11 22 Folk Travel in Texas bidet. I asked all our Texas travelers plus a few others attending a late afternoon gathering in one of our rooms, how one used a bidet. None would admit to possessing this knowledge. One did say that his Daddy had encountered a bidet back in the 1950s, and that it had spit right in his eye when he inspected it. Our tour director, an experienced European traveler of several decades, said that he had washed his feet in many a bidet back in the days when the actual bathing and toilet facilities were always down the hall with only this curious commode of a creature available in sleeping quarters. The item in question looks a lot like the johnny one might find in any American home, except the manufacturer did not supply it with a seat, so imagine a toilet or commode without a wooden or plastic seat. Also, without a water tank. But there is a faucet controlled by valves marked hot and cold. Officially this appliance is, a fixture... for bathing the lower parts of the body. I m not sure that means Jere s feet, but it may. Anyway, a pair of roommates found a use for the bidet at their party for the group. They filled it with wine bottles and everyone had their photo taken with it, even the Baptists. We have, at last, moved to the bottom of the list of things Texans learn by traveling. The Department of State can advise you on the relative safety of other nation destinations, and your travel agent gives counsel on prices. But who will teach you how to flush a foreign toilet? You may think this a simple function, what with the nearly standardized American practice of slapping a lever beside a standup urinal or toilet, or depressing a handle on the front of a tank. This is not necessarily so in places outside our great state or nation. In Asia and the Near East, one is likely to discover no toilet at all in the water closet. Instead, there is an opening in the floor, and places to locate one s feet. In Japan, a cup-shaped riser to the front provides directional orientation. Most westerners will shun these devices until pain levels approach Mach 4 or 5. Most of what follows grew from a fact-finding expedition to France. The subject came up when one of us returned to our

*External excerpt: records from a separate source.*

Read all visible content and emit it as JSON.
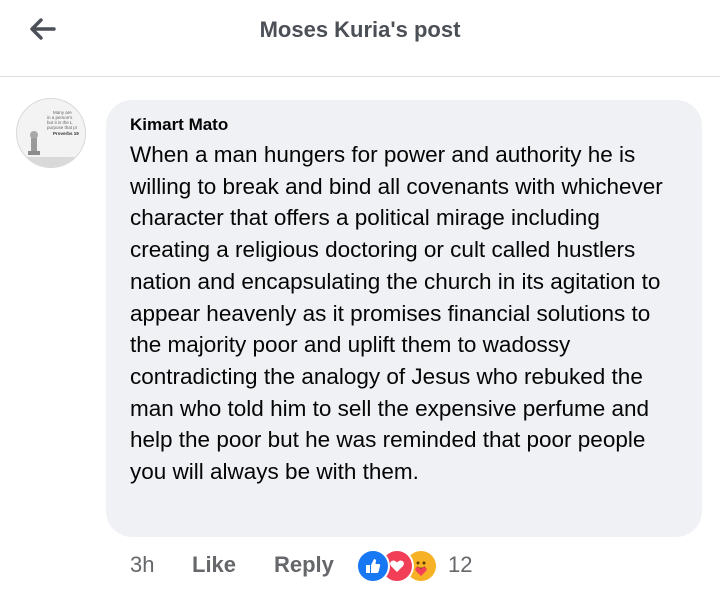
{
  "header": {
    "title": "Moses Kuria's post",
    "back_icon": "arrow-left-icon"
  },
  "comment": {
    "author": "Kimart Mato",
    "avatar_text": [
      "Many are",
      "in a person's",
      "but it is the L",
      "purpose that pr",
      "Proverbs 19"
    ],
    "text": "When a man hungers for power and authority he is willing to break and bind all covenants with whichever character that offers a political mirage including creating a religious doctoring or cult called hustlers nation and encapsulating the church in its agitation to appear heavenly as it promises financial solutions to the majority poor and uplift them to wadossy contradicting the analogy of Jesus who rebuked the man who told him to sell the expensive perfume and help the poor but he was reminded that poor people you will always be with them.",
    "time": "3h",
    "like_label": "Like",
    "reply_label": "Reply",
    "reaction_count": "12",
    "reactions": [
      "like-reaction-icon",
      "love-reaction-icon",
      "care-reaction-icon"
    ]
  },
  "colors": {
    "bubble": "#eff1f4",
    "like_blue": "#1877f2",
    "love_red": "#f33e58",
    "care_yellow": "#f7b125",
    "muted_text": "#65676b"
  }
}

12 Traveling Texan 23 restaurant table and apologized for being unable to resolve the riddle of eliminating elimination. Each of us made the attempt; none found a solution. Turns out there was a lever beneath what appeared to be a small oxygen tank above the facility that had to be twisted with considerable torque. After considering the likelihood of obtaining a National Humanities Endowment grant to investigate this important cultural diversity, we judged this report sufficient. So, when over there, here is what you may find: some ancient equipment with a chain pull hard; some tanks will have a button in the middle and, depending on no circumstance I can decipher, you push it or pull it, and sometimes you twist it; some will have a plate in the wall above the tank, which has a butterfly function you press at the bottom and sometimes must press again at the top to stifle the flow; one had the outline of a human hand on the top of the tank and when a real hand covers it, voila! And in downtown Paris, there are vending machine pay toilets on some street corners. I didn t go for the NEH grant, but I wonder if this publication makes the trip deductible from my income tax. After all, I returned absolutely flushed with information about foreign cultures. [Some portions of these reports on Texans abroad were drawn from Archie P. McDonald s weekly commentaries on Red River Radio, a National Public Radio affiliate network serving portions of Louisiana, Texas, Oklahoma, and Arkansas. McDonald s commentaries may be heard each Friday morning at 7:35 A.M. at 88.9 FM, or accessed via

13 John Knott s July 23, 1931, editorial cartoon in the Dallas Morning News